There is a full-scale, lived-in replica of the White House in McLean. The Oval Office, the Lincoln Bedroom, the Portico, everything. And the owner, who hired a historical architect to help design and build it, is unloading it for the low low price of $4,650,000. Act now!
It’s on Towlston Road, just north of Leesburg Pike, and it’s been there since 1996, though it’s probably not visible from the road. The owner wants to remain anonymous, but he is Vietnamese and built it because “he wanted to pay tribute to America’s history and culture,” according to the realtor, Chu Nguyen. “The U.S. took him in.”
It’s “12,000+ square feet of Presidential living,” the MLS listing assures the reader. Yeah, but I bet the heating bill is a b...large one. [Nguyen says it’s the same as the owner’s previous 3,600-square foot house.]

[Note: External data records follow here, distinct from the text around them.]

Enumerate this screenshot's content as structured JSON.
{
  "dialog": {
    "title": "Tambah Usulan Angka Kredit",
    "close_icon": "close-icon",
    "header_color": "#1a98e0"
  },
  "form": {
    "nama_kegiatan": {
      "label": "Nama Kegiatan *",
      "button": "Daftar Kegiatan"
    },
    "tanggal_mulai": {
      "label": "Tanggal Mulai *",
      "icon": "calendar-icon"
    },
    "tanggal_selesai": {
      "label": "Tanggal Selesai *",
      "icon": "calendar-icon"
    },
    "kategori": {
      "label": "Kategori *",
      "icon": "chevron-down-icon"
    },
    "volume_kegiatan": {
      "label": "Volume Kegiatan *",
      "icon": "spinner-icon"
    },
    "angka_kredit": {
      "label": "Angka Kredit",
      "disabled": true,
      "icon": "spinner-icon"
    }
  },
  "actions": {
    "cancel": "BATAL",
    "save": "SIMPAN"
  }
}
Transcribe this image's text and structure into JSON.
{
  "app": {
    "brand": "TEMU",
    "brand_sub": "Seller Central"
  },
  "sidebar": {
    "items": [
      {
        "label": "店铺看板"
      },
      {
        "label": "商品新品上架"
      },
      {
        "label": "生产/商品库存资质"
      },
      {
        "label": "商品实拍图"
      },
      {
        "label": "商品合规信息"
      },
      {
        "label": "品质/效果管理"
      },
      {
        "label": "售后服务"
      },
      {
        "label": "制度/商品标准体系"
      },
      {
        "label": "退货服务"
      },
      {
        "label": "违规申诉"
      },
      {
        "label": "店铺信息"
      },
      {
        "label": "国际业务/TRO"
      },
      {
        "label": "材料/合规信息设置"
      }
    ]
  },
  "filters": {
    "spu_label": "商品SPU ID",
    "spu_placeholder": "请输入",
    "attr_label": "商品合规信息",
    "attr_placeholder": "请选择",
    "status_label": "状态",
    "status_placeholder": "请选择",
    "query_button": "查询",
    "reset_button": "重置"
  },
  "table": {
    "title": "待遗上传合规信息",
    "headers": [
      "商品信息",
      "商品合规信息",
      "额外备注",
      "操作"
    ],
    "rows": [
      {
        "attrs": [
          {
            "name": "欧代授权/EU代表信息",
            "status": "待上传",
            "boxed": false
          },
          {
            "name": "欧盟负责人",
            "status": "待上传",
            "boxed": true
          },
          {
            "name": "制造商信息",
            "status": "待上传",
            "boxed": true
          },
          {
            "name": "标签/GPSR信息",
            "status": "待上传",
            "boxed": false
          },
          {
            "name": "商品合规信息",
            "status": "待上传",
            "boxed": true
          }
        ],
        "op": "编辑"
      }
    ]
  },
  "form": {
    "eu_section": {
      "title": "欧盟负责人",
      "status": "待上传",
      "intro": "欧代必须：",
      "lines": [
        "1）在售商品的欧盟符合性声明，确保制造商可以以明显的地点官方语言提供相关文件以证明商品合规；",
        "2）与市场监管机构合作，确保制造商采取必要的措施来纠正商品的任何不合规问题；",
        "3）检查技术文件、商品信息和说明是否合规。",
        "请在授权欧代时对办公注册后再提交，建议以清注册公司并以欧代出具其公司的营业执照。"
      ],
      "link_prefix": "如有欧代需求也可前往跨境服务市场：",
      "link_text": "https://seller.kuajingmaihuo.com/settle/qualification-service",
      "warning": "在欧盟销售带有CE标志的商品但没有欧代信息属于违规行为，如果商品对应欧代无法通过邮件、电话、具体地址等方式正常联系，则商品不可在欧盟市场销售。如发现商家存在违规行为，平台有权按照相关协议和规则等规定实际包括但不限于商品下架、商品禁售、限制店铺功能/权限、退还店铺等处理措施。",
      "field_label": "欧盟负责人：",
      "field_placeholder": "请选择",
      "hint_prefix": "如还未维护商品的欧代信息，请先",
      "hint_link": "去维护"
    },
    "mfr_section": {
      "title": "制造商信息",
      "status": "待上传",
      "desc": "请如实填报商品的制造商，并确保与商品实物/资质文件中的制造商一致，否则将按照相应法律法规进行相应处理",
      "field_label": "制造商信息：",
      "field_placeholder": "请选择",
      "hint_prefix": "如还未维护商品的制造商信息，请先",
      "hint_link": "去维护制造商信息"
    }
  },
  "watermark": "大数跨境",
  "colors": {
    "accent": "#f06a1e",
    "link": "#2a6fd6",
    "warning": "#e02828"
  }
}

The owner is an engineer who bought the land, hired an architect, Robert Burns of Dumfries, and spent three years developing the plans and getting the permits. The scale of the McLean White House is smaller than the Washington White House, and recalculating the size of everything, and finding the right materials and parts, took time, according to Nguyen’s brochure for the house.
Fairfax County approved the plans in 1992. Construction took another three years, and the family moved in in 1996, then spent another two years to finish off the details. And what details they are:

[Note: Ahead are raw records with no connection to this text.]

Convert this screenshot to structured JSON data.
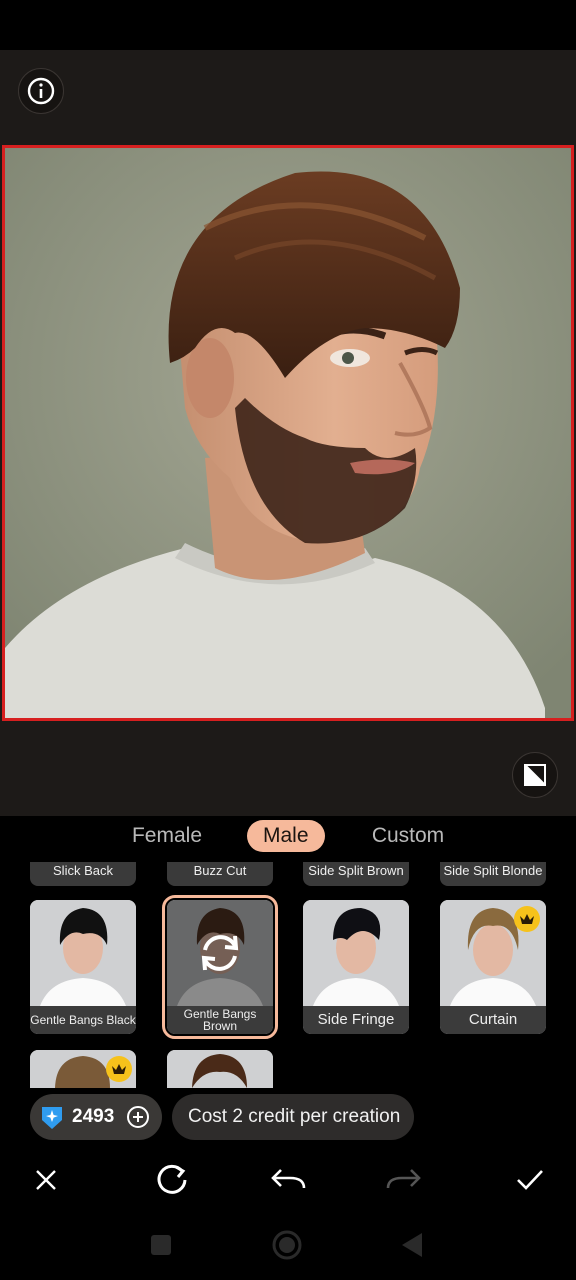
{
  "tabs": [
    {
      "label": "Female",
      "active": false
    },
    {
      "label": "Male",
      "active": true
    },
    {
      "label": "Custom",
      "active": false
    }
  ],
  "styles_row1": [
    "Slick Back",
    "Buzz Cut",
    "Side Split Brown",
    "Side Split Blonde"
  ],
  "styles_row2": [
    {
      "label": "Gentle Bangs Black",
      "premium": false,
      "selected": false
    },
    {
      "label": "Gentle Bangs Brown",
      "premium": false,
      "selected": true
    },
    {
      "label": "Side Fringe",
      "premium": false,
      "selected": false
    },
    {
      "label": "Curtain",
      "premium": true,
      "selected": false
    }
  ],
  "credits": {
    "value": "2493"
  },
  "cost_tip": "Cost 2 credit per creation",
  "icons": {
    "info": "info-icon",
    "compare": "compare-icon",
    "close": "close-icon",
    "regenerate": "refresh-icon",
    "undo": "undo-icon",
    "redo": "redo-icon",
    "confirm": "check-icon",
    "crown": "crown-icon",
    "credit": "credit-gem-icon",
    "add": "plus-circle-icon"
  },
  "colors": {
    "accent": "#f6b99b",
    "crown": "#f6c21b",
    "selection_border": "#d61f1f"
  }
}
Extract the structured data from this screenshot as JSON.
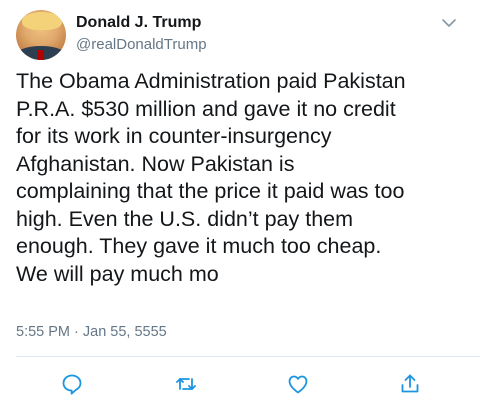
{
  "tweet": {
    "author_name": "Donald J. Trump",
    "author_handle": "@realDonaldTrump",
    "text": "The Obama Administration paid Pakistan\nP.R.A. $530 million and gave it no credit\nfor its work in counter-insurgency\nAfghanistan. Now Pakistan is\ncomplaining that the price it paid was too\nhigh. Even the U.S. didn’t pay them\nenough. They gave it much too cheap.\nWe will pay much mo",
    "timestamp": "5:55 PM · Jan 55, 5555"
  },
  "icons": {
    "menu": "chevron-down-icon",
    "reply": "reply-icon",
    "retweet": "retweet-icon",
    "like": "heart-icon",
    "share": "share-icon"
  },
  "colors": {
    "text": "#14171a",
    "secondary": "#657786",
    "divider": "#e1e8ed"
  }
}
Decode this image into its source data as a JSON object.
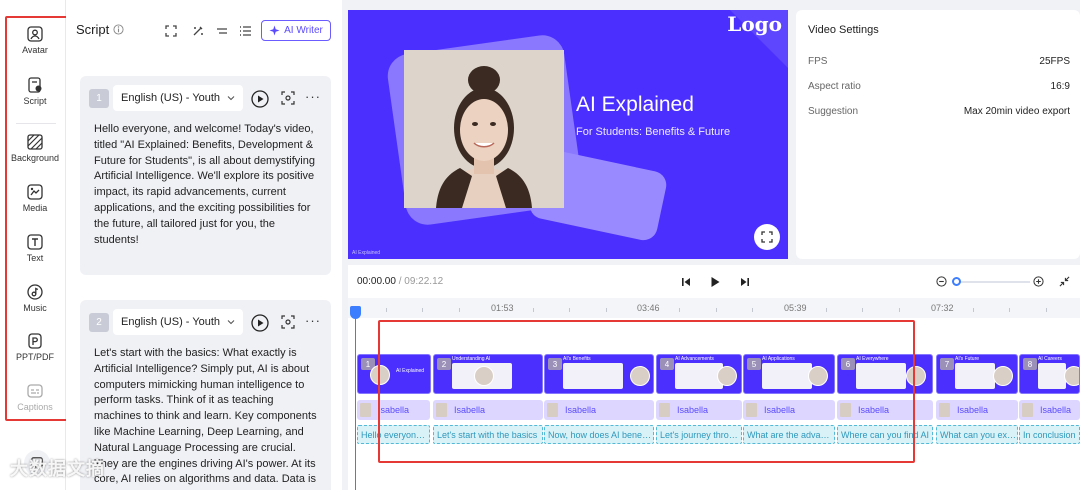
{
  "rail": {
    "items": [
      {
        "label": "Avatar",
        "icon": "avatar-icon"
      },
      {
        "label": "Script",
        "icon": "script-icon"
      },
      {
        "label": "Background",
        "icon": "background-icon"
      },
      {
        "label": "Media",
        "icon": "media-icon"
      },
      {
        "label": "Text",
        "icon": "text-icon"
      },
      {
        "label": "Music",
        "icon": "music-icon"
      },
      {
        "label": "PPT/PDF",
        "icon": "ppt-pdf-icon"
      },
      {
        "label": "Captions",
        "icon": "captions-icon",
        "disabled": true
      }
    ]
  },
  "script": {
    "title": "Script",
    "ai_writer": "AI Writer",
    "cards": [
      {
        "num": "1",
        "language": "English (US) - Youth",
        "text": "Hello everyone, and welcome! Today's video, titled \"AI Explained: Benefits, Development & Future for Students\", is all about demystifying Artificial Intelligence. We'll explore its positive impact, its rapid advancements, current applications, and the exciting possibilities for the future, all tailored just for you, the students!"
      },
      {
        "num": "2",
        "language": "English (US) - Youth",
        "text": "Let's start with the basics: What exactly is Artificial Intelligence? Simply put, AI is about computers mimicking human intelligence to perform tasks. Think of it as teaching machines to think and learn. Key components like Machine Learning, Deep Learning, and Natural Language Processing are crucial. They are the engines driving AI's power. At its core, AI relies on algorithms and data. Data is"
      }
    ]
  },
  "preview": {
    "logo": "Logo",
    "title": "AI Explained",
    "subtitle": "For Students: Benefits & Future",
    "footer_tiny": "AI Explained"
  },
  "settings": {
    "title": "Video Settings",
    "rows": [
      {
        "label": "FPS",
        "value": "25FPS"
      },
      {
        "label": "Aspect ratio",
        "value": "16:9"
      },
      {
        "label": "Suggestion",
        "value": "Max 20min video export"
      }
    ]
  },
  "timeline": {
    "current": "00:00.00",
    "total": "/ 09:22.12",
    "ticks": [
      "01:53",
      "03:46",
      "05:39",
      "07:32"
    ],
    "scenes": [
      {
        "num": "1",
        "label": "AI Explained"
      },
      {
        "num": "2",
        "label": "Understanding AI"
      },
      {
        "num": "3",
        "label": "AI's Benefits"
      },
      {
        "num": "4",
        "label": "AI Advancements"
      },
      {
        "num": "5",
        "label": "AI Applications"
      },
      {
        "num": "6",
        "label": "AI Everywhere"
      },
      {
        "num": "7",
        "label": "AI's Future"
      },
      {
        "num": "8",
        "label": "AI Careers"
      }
    ],
    "avatar_name": "Isabella",
    "captions": [
      "Hello everyone, and welcome!",
      "Let's start with the basics",
      "Now, how does AI benefit you",
      "Let's journey through AI",
      "What are the advancements",
      "Where can you find AI",
      "What can you expect",
      "In conclusion"
    ]
  },
  "watermark": "大数据文摘"
}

Six bedrooms. Seven full and two half bathrooms. Gym. Wine cellar. Elevator. Party room for 100. Home theater. An entrance hall with 14-foot ceilings and “elegant white veined marble.
So why leave? Nguyen said it was simply the “empty nest” syndrome, that the family’s children had moved out. How many children, 15? “Two,” Nguyen said.
Here’s the listing, with more photos and stats.
Amy Rose Dobson of CurbedDC.com first reported this and used up all the intern jokes.
Turns out there are a number of White House replicas around the world, according to our pals at the Googles. Somebody in Atlanta put one up for sale a couple of years ago, if you can believe The New York Times.
HT to M. Tousignant, Annandale, Va.